Orioles, Marlins, Cardinals look like cellar-dwellers
Posted: Friday March 21, 2008 12:39PM; Updated: Saturday March 22, 2008 7:50PM
Also in this column
FORT LAUDERDALE, Fla. -- Down here in the forgotten towns of spring training, reside three teams struggling to find their identities. And once the season starts, three teams that should struggle to find wins, as well.
This is South Florida, where great teams are but a memory, and the Orioles (in Fort Lauderdale) and the Marlins and Cardinals (in Jupiter) barely resemble some of their championship teams of years past. Down here, according to one scout who's seen all these clubs, are "three teams in flux.'' Which is a nice way of saying they don't have a chance this year.
With the help of a group of scouts who have seen them play this spring, here's a snapshot of these three likely also-rans:
They don't really have a bona fide shortstop, they won't have a second baseman if Brian Roberts is dealt to the Cubs, as expected, and they don't have many sure things in the starting rotation, either. Daniel Cabrera is still hit-and miss, and Adam Loewen "couldn't get the ball over,'' in his last start, according to one scout.
Rebuilding was the right thing to do. But there will be pain to accompany the hope. Adam Jones, who came in the Erik Bedard trade, is seen as a potential star in center field, but one scout said he sees him as an eighth-place hitter at the start. Said that scout, "Fastballs, he's fine ... breaking balls, not so fine.''
They found new homes for stars Miguel Tejada and Bedard but are still stuck with some dead wood, such as Jay Gibbons, who apparently isn't the same player without the steroids. "He can't play at all,'' one scout said.
Said another scout, "I'd be very surprised if they didn't finish behind Tampa Bay.''
Unlike the other two, "at least the Marlins have some talent,'' one scout said.
They also have an $18 million payroll, which means they have nowhere to go but up. You'd think that, anyway, but Marlins ownership seems to understand that baseball is an unusual business; if you spend almost nothing, you can guarantee yourselves a profit.
The only Marlins players making seven figures are their closer, Kevin Gregg, and outfielder Luis Gonzalez, meaning Florida will be guaranteed a huge profit again this year (they can say what they want about their financial struggles, but it stands to reason it's impossible not to make money when you're spending next to nothing).
The Marlins do have superior scouting, and as one scout from an American League team pointed out, "What's exciting about them is they have a lot of young power arms coming up.'' (those include Aaron Thompson, Brett Sinkbeil, Gaby Hernandez and Dallas Trahern.) Though for now, they should struggle.

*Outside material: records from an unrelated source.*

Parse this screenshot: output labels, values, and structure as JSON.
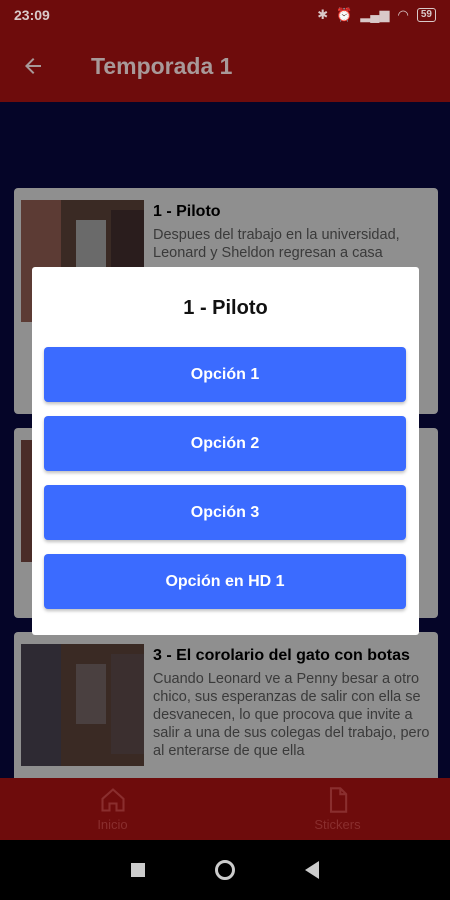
{
  "status": {
    "time": "23:09",
    "battery": "59"
  },
  "appbar": {
    "title": "Temporada 1"
  },
  "episodes": [
    {
      "title": "1 - Piloto",
      "description": "Despues del trabajo en la universidad, Leonard y Sheldon regresan a casa"
    },
    {
      "title": "3 - El corolario del gato con botas",
      "description": "Cuando Leonard ve a Penny besar a otro chico, sus esperanzas de salir con ella se desvanecen, lo que procova que invite a salir a una de sus colegas del trabajo, pero al enterarse de que ella"
    }
  ],
  "dialog": {
    "title": "1 - Piloto",
    "options": [
      "Opción 1",
      "Opción 2",
      "Opción 3",
      "Opción en HD 1"
    ]
  },
  "bottom_nav": {
    "home_label": "Inicio",
    "stickers_label": "Stickers"
  },
  "colors": {
    "appbar": "#6e0c0c",
    "button": "#3b6bff",
    "background": "#050528"
  }
}
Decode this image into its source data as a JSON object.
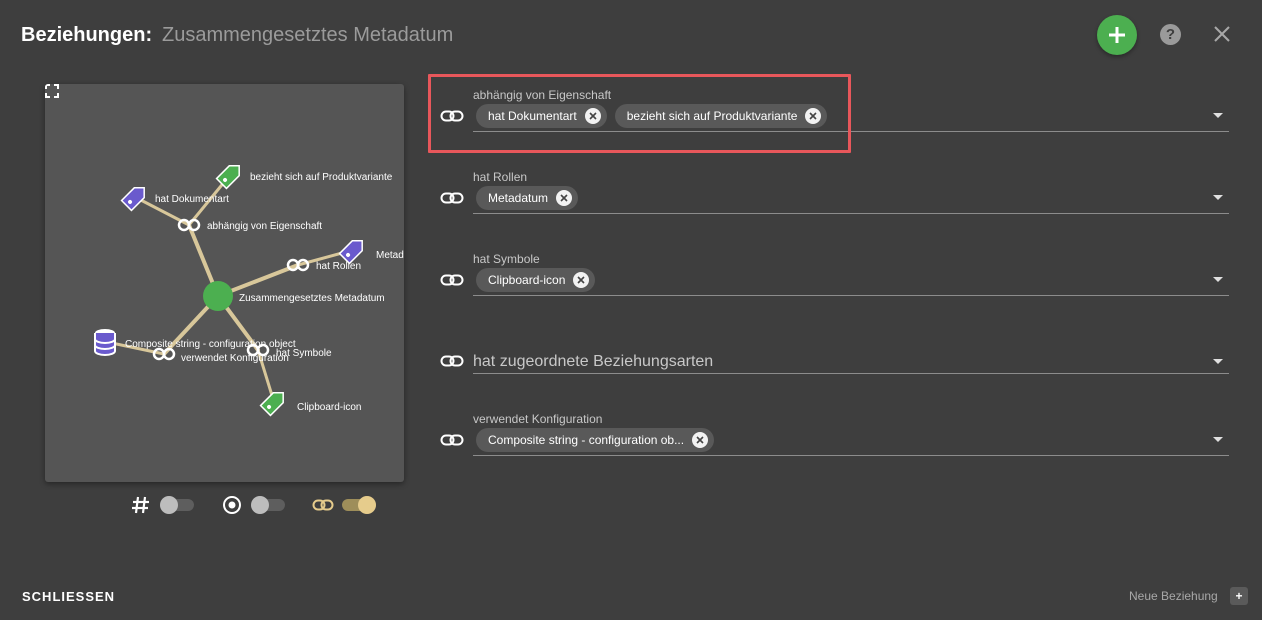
{
  "header": {
    "title": "Beziehungen:",
    "subtitle": "Zusammengesetztes Metadatum",
    "add_icon": "plus-icon",
    "help_icon": "help-circle-icon",
    "close_icon": "close-icon"
  },
  "graph": {
    "center": "Zusammengesetztes Metadatum",
    "links": [
      "abhängig von Eigenschaft",
      "hat Rollen",
      "hat Symbole",
      "verwendet Konfiguration"
    ],
    "nodes": [
      "hat Dokumentart",
      "bezieht sich auf Produktvariante",
      "Metad",
      "Clipboard-icon",
      "Composite string - configuration object"
    ],
    "colors": {
      "edge": "#d8c79a",
      "center": "#4caf50",
      "tag_green": "#4caf50",
      "tag_purple": "#6a5acd"
    }
  },
  "toggles": [
    {
      "icon": "hash-icon",
      "state": "off"
    },
    {
      "icon": "target-icon",
      "state": "off"
    },
    {
      "icon": "link-icon",
      "state": "on"
    }
  ],
  "relations": [
    {
      "label": "abhängig von Eigenschaft",
      "chips": [
        "hat Dokumentart",
        "bezieht sich auf Produktvariante"
      ]
    },
    {
      "label": "hat Rollen",
      "chips": [
        "Metadatum"
      ]
    },
    {
      "label": "hat Symbole",
      "chips": [
        "Clipboard-icon"
      ]
    },
    {
      "placeholder": "hat zugeordnete Beziehungsarten"
    },
    {
      "label": "verwendet Konfiguration",
      "chips": [
        "Composite string - configuration ob..."
      ]
    }
  ],
  "footer": {
    "close_label": "SCHLIESSEN",
    "new_relation_label": "Neue Beziehung",
    "new_relation_icon": "+"
  },
  "colors": {
    "background": "#3e3e3e",
    "accent_green": "#4caf50",
    "highlight_red": "#e8575b"
  }
}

Left hander Andrew Miller, who came in the Miguel Cabrera/Dontrelle Willis trade, "hasn't really shown he's ready,'' one scout said. And Cameron Maybin, the talented outfielder who came with him, might not be, either. Even if he is, the speculation is strong he'll be sent down to the minors to delay his arbitration, and yes, to save the Marlins more money.
St. Louis Cardinals
According to one scout, "They're doing to St. Louis what (Peter) Angelos did to Baltimore. They're ruining the tradition.''
And according to another, "Of the three teams, they're the ones who are going to have a difficult time reaching or exceeding expectations.''
Two years off their surprise World Series championship, the Cardinals are largely a conglomeration of Mitchell Report-mentioned players, starting pitchers who started as relievers and disappointing and/or one-dimensional players. One scout said, "After (Albert) Pujols, (Yadier) Molina and (Adam) Wainwright and Ryan Franklin, I'm not sure who I'd want from this team.''
Pujols' elbow condition is a worry but isn't affecting his play to date; he's hitting .370 with five home runs and 13 RBIs. One scout said opposing teams should walk Pujols like teams used to walk Barry Bonds. And another noted that without Scott Rolen, Jim Edmonds and David Eckstein, "they've lost a lot of athleticism.''
The Cardinals do have tradition, loyal fans, always-prepared manager Tony La Russa and pitching maestro Dave Duncan, who will try to piece it all together. Brad Thompson is the latest to be pulled from the bullpen, a la Wainwright and Braden Looper, to save the rotation.
Their cost-conscious ways appear to be catching up to them, though. They've taken a lot of fliers lately as a way to save money (for instance, Matt Clement and Mark Mulder aren't ready to help). It appears a long season looms